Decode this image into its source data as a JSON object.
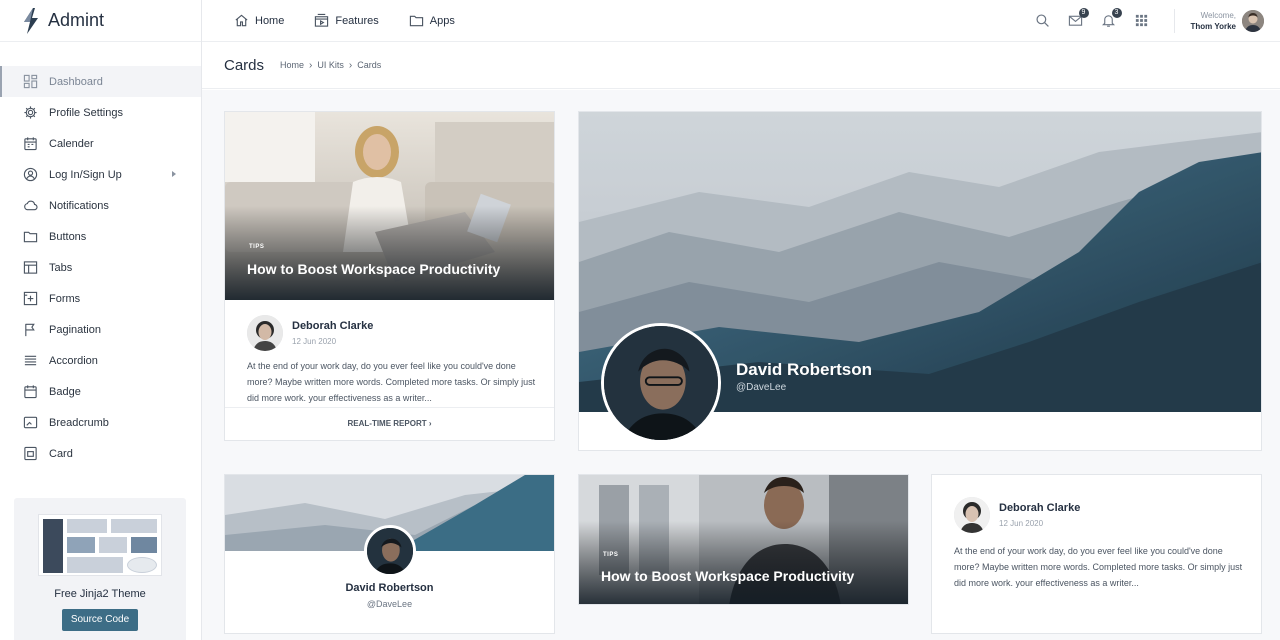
{
  "brand": {
    "name": "Admint"
  },
  "sidebar": {
    "items": [
      {
        "label": "Dashboard",
        "icon": "dashboard-icon",
        "active": true
      },
      {
        "label": "Profile Settings",
        "icon": "gear-icon"
      },
      {
        "label": "Calender",
        "icon": "calendar-icon"
      },
      {
        "label": "Log In/Sign Up",
        "icon": "user-circle-icon",
        "has_submenu": true
      },
      {
        "label": "Notifications",
        "icon": "cloud-icon"
      },
      {
        "label": "Buttons",
        "icon": "folder-icon"
      },
      {
        "label": "Tabs",
        "icon": "table-icon"
      },
      {
        "label": "Forms",
        "icon": "plus-square-icon"
      },
      {
        "label": "Pagination",
        "icon": "flag-icon"
      },
      {
        "label": "Accordion",
        "icon": "list-icon"
      },
      {
        "label": "Badge",
        "icon": "calendar-icon"
      },
      {
        "label": "Breadcrumb",
        "icon": "window-icon"
      },
      {
        "label": "Card",
        "icon": "card-icon"
      }
    ],
    "promo": {
      "title": "Free Jinja2 Theme",
      "button": "Source Code"
    }
  },
  "topbar": {
    "nav": [
      {
        "label": "Home",
        "icon": "home-icon"
      },
      {
        "label": "Features",
        "icon": "video-icon"
      },
      {
        "label": "Apps",
        "icon": "folder-icon"
      }
    ],
    "mail_count": "9",
    "notif_count": "3",
    "welcome": "Welcome,",
    "user_name": "Thom Yorke"
  },
  "page": {
    "title": "Cards",
    "breadcrumb": [
      "Home",
      "UI Kits",
      "Cards"
    ]
  },
  "cards": {
    "blog": {
      "tag": "TIPS",
      "title": "How to Boost Workspace Productivity",
      "author": "Deborah Clarke",
      "date": "12 Jun 2020",
      "excerpt": "At the end of your work day, do you ever feel like you could've done more? Maybe written more words. Completed more tasks. Or simply just did more work. your effectiveness as a writer...",
      "footer": "REAL-TIME REPORT ›"
    },
    "profile_large": {
      "name": "David Robertson",
      "handle": "@DaveLee"
    },
    "profile_small": {
      "name": "David Robertson",
      "handle": "@DaveLee"
    },
    "blog_small": {
      "tag": "TIPS",
      "title": "How to Boost Workspace Productivity"
    },
    "author_card": {
      "author": "Deborah Clarke",
      "date": "12 Jun 2020",
      "excerpt": "At the end of your work day, do you ever feel like you could've done more? Maybe written more words. Completed more tasks. Or simply just did more work. your effectiveness as a writer..."
    }
  },
  "colors": {
    "accent": "#3d6d86",
    "mountain_dark": "#1f3340",
    "mountain_teal": "#3b6d85"
  }
}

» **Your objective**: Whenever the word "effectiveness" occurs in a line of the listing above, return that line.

» **Written answer**:
      "excerpt": "At the end of your work day, do you ever feel like you could've done more? Maybe written more words. Completed more tasks. Or simply just did more work. your effectiveness as a writer...",
      "excerpt": "At the end of your work day, do you ever feel like you could've done more? Maybe written more words. Completed more tasks. Or simply just did more work. your effectiveness as a writer..."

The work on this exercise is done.